Data records for software interfaces:
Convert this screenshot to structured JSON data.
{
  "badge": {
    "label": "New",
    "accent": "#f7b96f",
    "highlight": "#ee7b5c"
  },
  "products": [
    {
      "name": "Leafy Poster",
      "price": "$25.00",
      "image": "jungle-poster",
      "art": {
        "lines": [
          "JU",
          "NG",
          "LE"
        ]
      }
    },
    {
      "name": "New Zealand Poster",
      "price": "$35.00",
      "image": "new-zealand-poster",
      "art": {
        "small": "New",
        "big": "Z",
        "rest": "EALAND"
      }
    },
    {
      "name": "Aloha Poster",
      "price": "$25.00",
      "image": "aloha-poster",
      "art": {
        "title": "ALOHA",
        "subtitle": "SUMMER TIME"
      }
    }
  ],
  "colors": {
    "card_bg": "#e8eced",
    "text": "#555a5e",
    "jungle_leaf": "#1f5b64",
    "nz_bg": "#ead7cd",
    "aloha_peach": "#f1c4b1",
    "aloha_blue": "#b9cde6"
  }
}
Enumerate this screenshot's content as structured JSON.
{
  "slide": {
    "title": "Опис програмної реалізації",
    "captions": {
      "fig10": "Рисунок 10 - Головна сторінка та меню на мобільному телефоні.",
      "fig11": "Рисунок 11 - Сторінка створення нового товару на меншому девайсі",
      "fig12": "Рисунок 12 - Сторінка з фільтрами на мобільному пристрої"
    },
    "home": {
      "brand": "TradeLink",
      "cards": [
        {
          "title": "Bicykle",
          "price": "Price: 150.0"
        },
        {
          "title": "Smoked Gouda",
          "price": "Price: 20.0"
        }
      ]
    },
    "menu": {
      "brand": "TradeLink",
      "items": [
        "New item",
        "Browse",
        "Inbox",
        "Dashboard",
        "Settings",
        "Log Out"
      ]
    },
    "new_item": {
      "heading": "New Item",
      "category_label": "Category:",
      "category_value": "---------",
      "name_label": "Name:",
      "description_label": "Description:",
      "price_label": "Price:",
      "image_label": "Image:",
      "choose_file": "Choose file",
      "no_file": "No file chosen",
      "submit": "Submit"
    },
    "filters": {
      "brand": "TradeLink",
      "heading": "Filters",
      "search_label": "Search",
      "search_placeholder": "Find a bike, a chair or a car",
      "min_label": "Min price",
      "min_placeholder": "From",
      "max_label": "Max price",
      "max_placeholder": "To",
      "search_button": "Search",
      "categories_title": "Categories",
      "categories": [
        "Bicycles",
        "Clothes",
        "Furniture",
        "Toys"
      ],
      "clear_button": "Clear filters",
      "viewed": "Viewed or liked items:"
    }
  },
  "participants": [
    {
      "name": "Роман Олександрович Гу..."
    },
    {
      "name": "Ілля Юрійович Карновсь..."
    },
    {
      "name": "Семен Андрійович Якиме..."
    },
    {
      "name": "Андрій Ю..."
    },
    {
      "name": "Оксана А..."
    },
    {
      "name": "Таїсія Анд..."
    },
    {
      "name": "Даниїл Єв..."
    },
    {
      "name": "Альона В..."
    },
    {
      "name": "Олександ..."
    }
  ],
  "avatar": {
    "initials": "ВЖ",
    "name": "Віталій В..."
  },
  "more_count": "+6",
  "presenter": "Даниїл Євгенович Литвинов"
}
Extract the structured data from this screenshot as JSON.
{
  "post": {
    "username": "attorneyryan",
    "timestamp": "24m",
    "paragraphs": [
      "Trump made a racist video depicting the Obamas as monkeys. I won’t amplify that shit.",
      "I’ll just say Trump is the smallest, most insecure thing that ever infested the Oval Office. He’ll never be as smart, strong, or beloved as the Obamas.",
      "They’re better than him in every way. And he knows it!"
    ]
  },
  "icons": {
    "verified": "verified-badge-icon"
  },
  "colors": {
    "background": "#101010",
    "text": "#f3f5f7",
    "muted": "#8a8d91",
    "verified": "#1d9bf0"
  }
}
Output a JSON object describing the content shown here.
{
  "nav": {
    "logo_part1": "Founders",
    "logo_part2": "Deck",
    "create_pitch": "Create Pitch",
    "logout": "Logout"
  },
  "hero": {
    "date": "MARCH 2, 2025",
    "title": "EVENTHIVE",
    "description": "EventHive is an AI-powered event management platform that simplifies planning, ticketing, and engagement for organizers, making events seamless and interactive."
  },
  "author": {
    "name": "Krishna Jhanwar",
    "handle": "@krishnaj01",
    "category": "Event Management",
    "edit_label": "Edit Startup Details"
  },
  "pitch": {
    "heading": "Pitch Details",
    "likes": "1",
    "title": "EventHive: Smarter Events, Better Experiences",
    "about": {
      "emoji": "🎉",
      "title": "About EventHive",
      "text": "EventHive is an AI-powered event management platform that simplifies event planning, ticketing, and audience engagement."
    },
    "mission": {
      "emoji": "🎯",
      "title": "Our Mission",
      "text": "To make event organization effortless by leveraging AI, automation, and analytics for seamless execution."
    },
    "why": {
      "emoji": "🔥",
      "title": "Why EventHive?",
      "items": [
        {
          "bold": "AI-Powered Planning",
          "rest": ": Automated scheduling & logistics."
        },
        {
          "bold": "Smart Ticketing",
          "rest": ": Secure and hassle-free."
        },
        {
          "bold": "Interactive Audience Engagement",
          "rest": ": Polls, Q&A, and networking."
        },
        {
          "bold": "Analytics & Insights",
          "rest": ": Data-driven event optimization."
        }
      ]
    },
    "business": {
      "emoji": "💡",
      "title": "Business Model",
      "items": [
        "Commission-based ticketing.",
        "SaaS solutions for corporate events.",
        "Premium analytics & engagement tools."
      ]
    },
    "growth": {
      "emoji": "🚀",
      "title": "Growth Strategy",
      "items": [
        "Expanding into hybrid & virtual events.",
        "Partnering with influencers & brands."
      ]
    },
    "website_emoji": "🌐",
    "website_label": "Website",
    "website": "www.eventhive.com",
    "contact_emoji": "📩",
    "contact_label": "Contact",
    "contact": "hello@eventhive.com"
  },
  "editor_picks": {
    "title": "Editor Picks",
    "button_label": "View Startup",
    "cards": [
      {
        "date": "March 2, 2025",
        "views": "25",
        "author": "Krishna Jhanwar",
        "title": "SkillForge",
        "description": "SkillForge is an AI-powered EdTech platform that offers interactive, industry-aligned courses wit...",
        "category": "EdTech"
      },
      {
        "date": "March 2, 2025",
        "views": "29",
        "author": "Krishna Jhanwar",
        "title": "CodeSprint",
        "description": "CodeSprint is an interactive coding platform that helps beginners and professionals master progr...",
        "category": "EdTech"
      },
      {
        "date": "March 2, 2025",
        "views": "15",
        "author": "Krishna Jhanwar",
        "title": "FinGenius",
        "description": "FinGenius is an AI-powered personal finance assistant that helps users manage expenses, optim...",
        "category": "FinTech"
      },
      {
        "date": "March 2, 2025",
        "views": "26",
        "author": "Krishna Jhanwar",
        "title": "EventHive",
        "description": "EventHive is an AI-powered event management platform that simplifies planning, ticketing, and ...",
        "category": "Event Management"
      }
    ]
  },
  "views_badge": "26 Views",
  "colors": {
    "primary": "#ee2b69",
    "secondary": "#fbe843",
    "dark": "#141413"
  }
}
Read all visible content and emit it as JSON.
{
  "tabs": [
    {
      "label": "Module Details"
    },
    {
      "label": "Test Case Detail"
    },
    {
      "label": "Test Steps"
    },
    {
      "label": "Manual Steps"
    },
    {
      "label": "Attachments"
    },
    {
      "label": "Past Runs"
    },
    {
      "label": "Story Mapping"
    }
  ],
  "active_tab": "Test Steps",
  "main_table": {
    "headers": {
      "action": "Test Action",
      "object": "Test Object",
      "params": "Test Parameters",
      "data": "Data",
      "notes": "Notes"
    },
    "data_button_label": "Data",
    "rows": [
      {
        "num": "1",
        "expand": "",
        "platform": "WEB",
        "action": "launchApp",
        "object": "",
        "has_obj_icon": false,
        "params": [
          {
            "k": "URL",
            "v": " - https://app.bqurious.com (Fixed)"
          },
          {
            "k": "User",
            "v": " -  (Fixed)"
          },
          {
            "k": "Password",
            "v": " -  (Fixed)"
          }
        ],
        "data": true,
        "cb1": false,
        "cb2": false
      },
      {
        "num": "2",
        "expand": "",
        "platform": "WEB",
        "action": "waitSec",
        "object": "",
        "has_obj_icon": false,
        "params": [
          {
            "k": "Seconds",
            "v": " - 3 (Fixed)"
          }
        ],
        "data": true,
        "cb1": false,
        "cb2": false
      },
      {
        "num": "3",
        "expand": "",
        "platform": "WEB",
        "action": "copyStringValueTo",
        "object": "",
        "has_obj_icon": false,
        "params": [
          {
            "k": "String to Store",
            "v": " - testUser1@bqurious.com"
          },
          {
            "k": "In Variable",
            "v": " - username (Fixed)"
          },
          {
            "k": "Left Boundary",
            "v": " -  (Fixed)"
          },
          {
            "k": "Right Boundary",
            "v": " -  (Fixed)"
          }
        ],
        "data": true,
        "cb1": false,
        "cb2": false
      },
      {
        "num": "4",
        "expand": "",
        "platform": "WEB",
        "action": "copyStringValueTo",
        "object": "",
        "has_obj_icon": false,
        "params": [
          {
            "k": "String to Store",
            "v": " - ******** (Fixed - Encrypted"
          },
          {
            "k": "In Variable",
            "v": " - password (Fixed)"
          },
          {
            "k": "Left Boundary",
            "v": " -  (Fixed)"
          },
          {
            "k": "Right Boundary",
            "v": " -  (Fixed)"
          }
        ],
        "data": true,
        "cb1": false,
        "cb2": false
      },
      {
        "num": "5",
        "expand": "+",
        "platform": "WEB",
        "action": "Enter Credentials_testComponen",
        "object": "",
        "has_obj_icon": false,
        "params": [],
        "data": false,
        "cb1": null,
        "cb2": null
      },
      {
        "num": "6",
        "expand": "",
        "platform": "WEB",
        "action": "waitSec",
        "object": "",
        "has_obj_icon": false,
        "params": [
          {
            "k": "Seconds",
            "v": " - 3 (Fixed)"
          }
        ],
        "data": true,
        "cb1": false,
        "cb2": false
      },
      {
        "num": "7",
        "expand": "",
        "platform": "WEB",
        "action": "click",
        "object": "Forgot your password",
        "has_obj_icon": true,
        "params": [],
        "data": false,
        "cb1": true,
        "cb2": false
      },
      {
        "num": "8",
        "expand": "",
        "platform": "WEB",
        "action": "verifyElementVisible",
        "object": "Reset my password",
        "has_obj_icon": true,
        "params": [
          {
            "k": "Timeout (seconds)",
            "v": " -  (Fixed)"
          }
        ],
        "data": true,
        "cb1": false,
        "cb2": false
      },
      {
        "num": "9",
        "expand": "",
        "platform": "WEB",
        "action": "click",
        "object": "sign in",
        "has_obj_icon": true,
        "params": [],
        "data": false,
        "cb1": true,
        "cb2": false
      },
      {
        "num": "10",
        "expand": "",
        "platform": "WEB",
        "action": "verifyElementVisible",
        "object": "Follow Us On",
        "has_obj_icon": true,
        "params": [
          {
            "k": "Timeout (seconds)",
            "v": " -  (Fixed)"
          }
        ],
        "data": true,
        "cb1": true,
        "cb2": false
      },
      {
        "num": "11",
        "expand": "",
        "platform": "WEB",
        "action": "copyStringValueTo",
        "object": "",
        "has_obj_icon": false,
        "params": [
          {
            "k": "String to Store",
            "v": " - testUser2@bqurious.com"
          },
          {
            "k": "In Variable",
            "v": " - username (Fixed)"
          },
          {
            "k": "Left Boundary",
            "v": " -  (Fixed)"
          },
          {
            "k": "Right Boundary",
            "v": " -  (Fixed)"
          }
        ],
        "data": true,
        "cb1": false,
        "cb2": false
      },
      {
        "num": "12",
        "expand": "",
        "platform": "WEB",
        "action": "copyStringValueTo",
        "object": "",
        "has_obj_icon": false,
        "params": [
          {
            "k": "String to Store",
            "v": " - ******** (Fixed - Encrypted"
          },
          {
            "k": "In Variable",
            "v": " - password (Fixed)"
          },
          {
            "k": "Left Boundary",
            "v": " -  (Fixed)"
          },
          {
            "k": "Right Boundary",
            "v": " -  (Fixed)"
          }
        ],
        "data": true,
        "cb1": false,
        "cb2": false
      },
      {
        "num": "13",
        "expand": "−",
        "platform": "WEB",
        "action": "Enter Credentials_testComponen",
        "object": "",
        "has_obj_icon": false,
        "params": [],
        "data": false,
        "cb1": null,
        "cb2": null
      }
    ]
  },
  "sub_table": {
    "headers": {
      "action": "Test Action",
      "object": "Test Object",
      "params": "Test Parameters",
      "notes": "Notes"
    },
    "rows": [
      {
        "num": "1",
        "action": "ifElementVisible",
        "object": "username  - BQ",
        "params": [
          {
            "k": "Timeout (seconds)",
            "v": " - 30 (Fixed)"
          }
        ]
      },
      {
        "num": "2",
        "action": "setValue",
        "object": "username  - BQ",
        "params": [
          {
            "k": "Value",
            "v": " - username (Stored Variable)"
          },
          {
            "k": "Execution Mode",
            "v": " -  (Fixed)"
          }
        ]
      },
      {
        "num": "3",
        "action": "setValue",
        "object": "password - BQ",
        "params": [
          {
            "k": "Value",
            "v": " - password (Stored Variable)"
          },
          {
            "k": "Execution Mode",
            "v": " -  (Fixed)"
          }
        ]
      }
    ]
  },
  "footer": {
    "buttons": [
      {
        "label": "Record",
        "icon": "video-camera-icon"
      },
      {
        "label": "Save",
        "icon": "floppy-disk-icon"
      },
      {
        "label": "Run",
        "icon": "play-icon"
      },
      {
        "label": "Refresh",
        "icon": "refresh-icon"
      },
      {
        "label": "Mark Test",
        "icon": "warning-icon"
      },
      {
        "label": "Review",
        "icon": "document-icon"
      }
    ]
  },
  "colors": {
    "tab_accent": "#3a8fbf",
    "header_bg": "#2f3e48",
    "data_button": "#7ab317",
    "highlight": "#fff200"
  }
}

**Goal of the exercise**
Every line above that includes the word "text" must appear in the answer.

**Final answer**
    "text": "#555a5e",
    "text": "#f3f5f7",
      "text": "EventHive is an AI-powered event management platform that simplifies event planning, ticketing, and audience engagement."
      "text": "To make event organization effortless by leveraging AI, automation, and analytics for seamless execution."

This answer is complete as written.